### Exercise inputs ###

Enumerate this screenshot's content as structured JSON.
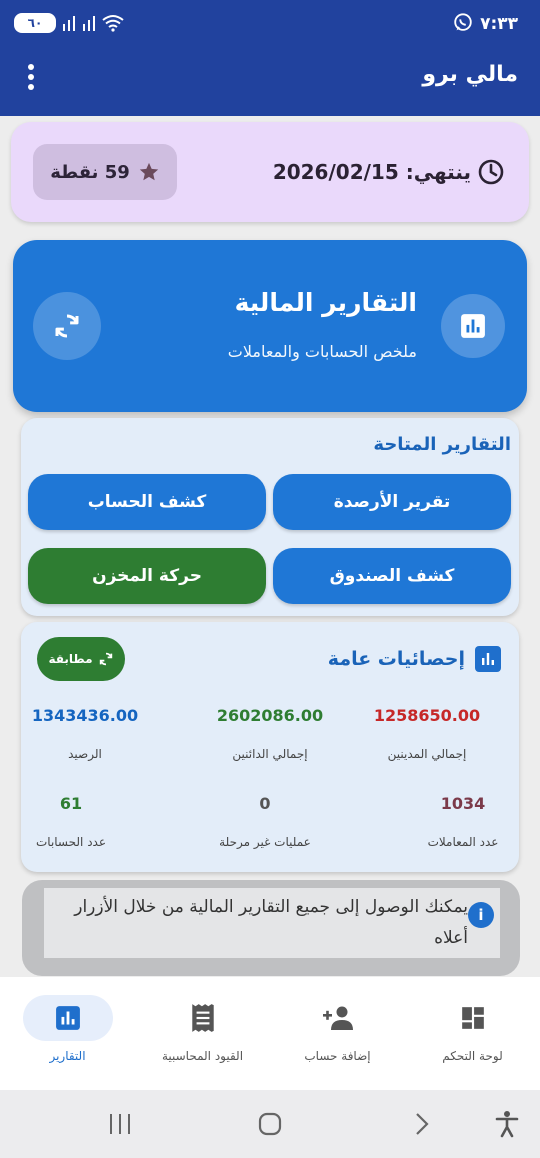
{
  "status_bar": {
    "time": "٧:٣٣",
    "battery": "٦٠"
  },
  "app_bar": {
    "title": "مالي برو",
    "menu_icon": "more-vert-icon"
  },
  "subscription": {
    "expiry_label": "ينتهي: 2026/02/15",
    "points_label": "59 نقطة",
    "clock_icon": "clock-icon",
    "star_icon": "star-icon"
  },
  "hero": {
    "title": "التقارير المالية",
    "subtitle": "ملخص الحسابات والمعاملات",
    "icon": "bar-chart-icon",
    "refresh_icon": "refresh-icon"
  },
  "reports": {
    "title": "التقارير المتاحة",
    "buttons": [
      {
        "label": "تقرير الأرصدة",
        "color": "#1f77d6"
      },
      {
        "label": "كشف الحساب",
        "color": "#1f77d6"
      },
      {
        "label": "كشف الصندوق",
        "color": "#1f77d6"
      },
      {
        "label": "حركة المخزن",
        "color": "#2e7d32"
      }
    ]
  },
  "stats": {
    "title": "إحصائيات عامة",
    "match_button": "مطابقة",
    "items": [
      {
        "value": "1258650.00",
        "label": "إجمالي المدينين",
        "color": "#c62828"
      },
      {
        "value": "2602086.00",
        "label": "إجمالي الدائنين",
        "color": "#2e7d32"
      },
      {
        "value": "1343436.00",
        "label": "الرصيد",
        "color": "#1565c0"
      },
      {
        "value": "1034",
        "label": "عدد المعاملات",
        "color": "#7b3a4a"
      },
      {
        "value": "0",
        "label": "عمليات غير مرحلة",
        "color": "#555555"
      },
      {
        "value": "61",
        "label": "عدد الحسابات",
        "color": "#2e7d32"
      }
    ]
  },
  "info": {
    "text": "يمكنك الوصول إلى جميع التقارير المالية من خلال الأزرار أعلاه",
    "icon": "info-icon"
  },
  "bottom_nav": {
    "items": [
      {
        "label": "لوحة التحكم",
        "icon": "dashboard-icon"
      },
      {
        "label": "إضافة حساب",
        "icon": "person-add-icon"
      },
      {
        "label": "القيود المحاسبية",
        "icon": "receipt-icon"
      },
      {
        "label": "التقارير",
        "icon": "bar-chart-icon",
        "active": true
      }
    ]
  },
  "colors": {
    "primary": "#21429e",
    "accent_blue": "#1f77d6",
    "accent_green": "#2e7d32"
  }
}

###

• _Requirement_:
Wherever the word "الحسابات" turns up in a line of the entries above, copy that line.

• _Result for this task_:
    "subtitle": "ملخص الحسابات والمعاملات",
        "label": "عدد الحسابات",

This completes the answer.